It’s been nearly twenty years since the New York Times declared that 1998 was the year of Generasian X filmmakers (http://www.nytimes.com/1998/07/22/movies/a-film-festival-focuses-on-gener-asian-x.html), following an uptick that year in narrative feature films by Asian Americans. Since that time uncountable Asian American filmmakers have released narrative features, including Justin Lin’s BETTER LUCK TOMORROW, Gene Cayajon’s THE DEBUT, and Jennifer Phang’s ADVANTAGEOUS, to name just a few. So by now Asian Americans have pretty much mastered the art of the commercial narrative feature film.
So what separates Randall Okita’s feature film debut, THE LOCKPICKER, from the pack?
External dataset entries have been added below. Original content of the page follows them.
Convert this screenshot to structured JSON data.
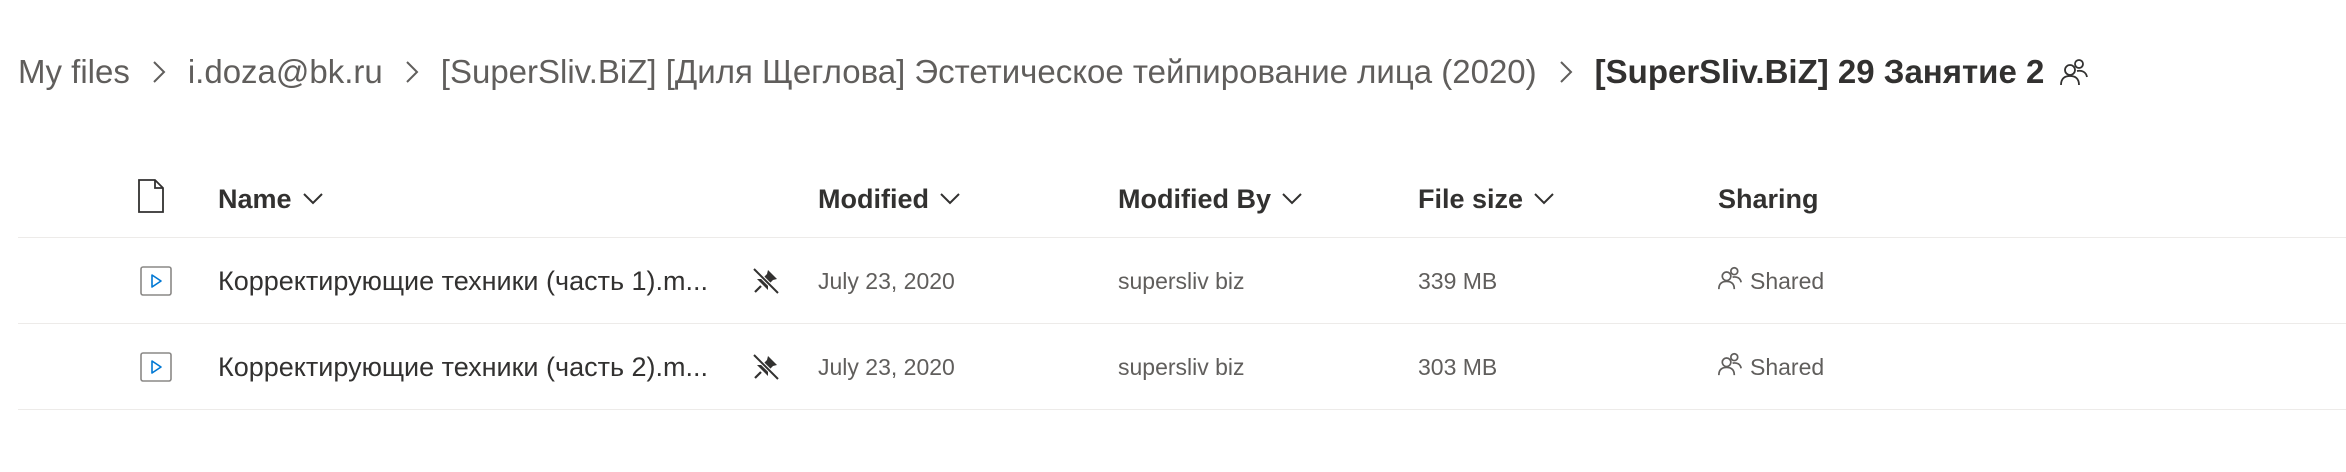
{
  "breadcrumb": {
    "items": [
      {
        "label": "My files"
      },
      {
        "label": "i.doza@bk.ru"
      },
      {
        "label": "[SuperSliv.BiZ] [Диля Щеглова] Эстетическое тейпирование лица (2020)"
      },
      {
        "label": "[SuperSliv.BiZ] 29 Занятие 2"
      }
    ]
  },
  "list": {
    "columns": {
      "name": "Name",
      "modified": "Modified",
      "modified_by": "Modified By",
      "file_size": "File size",
      "sharing": "Sharing"
    },
    "rows": [
      {
        "name": "Корректирующие техники (часть 1).m...",
        "modified": "July 23, 2020",
        "modified_by": "supersliv biz",
        "file_size": "339 MB",
        "sharing": "Shared"
      },
      {
        "name": "Корректирующие техники (часть 2).m...",
        "modified": "July 23, 2020",
        "modified_by": "supersliv biz",
        "file_size": "303 MB",
        "sharing": "Shared"
      }
    ]
  },
  "icons": {
    "breadcrumb_separator": "chevron-right-icon",
    "folder_shared": "people-icon",
    "file_type_header": "document-icon",
    "video_file": "video-file-icon",
    "pinned": "pin-off-icon",
    "sort": "chevron-down-icon",
    "shared": "people-icon"
  },
  "colors": {
    "text_primary": "#323130",
    "text_secondary": "#605e5c",
    "divider": "#edebe9",
    "video_icon_accent": "#0078d4"
  }
}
While there are certainly Asian American features that are more artistically innovative, too often they simply rehash Hollywood filmmaking conventions. I like seeing Asian Americans in romantic comedies or horror movies as much as the next person but I want see some filmic inventiveness in the mix as well. On that count THE LOCKPICKER delivers, as it differs in both style and execution from a lot of the product coming from Asian American directors these days.
Okita created the film, which follows the everyday experiences of a solitary teenager, in collaboration with students at a Toronto-area high school and most of the performers are first-time actors. This includes the film’s lead actor, Keigian Umi Tang, whose performance is as emotionally true and vibrant as anything I’ve seen on screen lately. Okita’s collaborative and improvisational filmmaking style leads to a textured and nuanced portrait of teen despair that rings truer than most cinematic depictions of adolescence. The film’s somewhat unstructured narrative also echoes the mercurial rollercoaster of teen life, where every event is potentially calamitous and every encounter can explode into violence. Yet despite its fraught subject matter the film is understated and finely drawn. Okita brings a layer of sensitivity and subtlety to a potentially overwrought subject matter that’s rare and notable, especially for a debut feature. The film represents a step forward in the development of Asian American filmmaking.
NOTE: I use the term Asian American filmmaking as a genre, not a geographic locator, since Okita’s film is set in Canada.